Posted On December 06, 2016
Since the Housing and Economic Recovery Act (HERA) of 2008 established the baseline loan limit of $417,000 there has not been an increase in loan limits. When instituted, HERA stated the baseline loan limit would not rise until the average US home price rebounded to a pre-decline level. Until this year, the average US home price was below the level achieved in Q3 of 2007.
According to Fannie Mae’s website:
The general loan limits for 2017 have increased and apply to loans delivered to Fannie Mae in 2017 (even if originated prior to 1/1/2017). This is the first time the base loan limits have increased since 2006. Refer to Lender Letter LL-2016-05 for specific requirements.
Conforming base limits are up to $424,100 from $416,00 and high-cost area limits (like Alaska, Hawaii, etc.) are up to $636,150. The new limits are effective for loans delivered on or after January 1, 2017. The Federal Housing Finance Agency’s (FHFA) Home Price Index (HPI) indicated that home values are up 6.1%. Lenders can use loan limits to measure home values.

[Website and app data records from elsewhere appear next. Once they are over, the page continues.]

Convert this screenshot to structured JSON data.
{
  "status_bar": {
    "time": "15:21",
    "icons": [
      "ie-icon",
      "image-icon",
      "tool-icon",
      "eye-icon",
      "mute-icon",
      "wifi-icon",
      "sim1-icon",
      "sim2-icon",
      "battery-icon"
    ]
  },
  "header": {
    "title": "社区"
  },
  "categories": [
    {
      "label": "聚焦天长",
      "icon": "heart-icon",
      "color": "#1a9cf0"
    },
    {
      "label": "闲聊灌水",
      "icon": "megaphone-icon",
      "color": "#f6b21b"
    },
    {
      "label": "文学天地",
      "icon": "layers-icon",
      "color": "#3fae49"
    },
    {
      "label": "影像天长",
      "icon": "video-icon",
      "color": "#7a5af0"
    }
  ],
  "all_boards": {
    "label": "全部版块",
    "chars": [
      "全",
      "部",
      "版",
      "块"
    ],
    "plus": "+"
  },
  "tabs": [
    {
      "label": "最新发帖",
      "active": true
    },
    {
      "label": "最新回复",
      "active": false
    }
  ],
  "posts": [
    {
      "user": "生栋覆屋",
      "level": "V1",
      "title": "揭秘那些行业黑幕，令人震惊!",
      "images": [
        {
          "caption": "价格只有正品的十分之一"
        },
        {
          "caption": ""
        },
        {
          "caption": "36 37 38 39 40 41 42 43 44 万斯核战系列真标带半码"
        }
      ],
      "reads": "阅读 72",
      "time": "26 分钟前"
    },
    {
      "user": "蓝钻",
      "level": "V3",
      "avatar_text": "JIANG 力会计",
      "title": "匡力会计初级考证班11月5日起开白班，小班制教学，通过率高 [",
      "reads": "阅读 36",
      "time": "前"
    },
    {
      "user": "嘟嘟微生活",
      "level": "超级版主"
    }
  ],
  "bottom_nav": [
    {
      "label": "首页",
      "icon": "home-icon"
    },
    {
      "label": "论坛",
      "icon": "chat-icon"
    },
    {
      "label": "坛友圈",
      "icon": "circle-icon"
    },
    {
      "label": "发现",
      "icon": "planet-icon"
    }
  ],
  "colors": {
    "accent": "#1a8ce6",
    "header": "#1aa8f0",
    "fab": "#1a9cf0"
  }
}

The increase in conforming limits has the potential to make it easier and more affordable for first-time homebuyers to enter the market. However, if Congress attempts to restrict government-backed loans, they will have a lesser impact. Conforming loan limits serve as a symbolic benchmark but do not have a bearing on non-QM loans, portfolio product, or on non-agency product.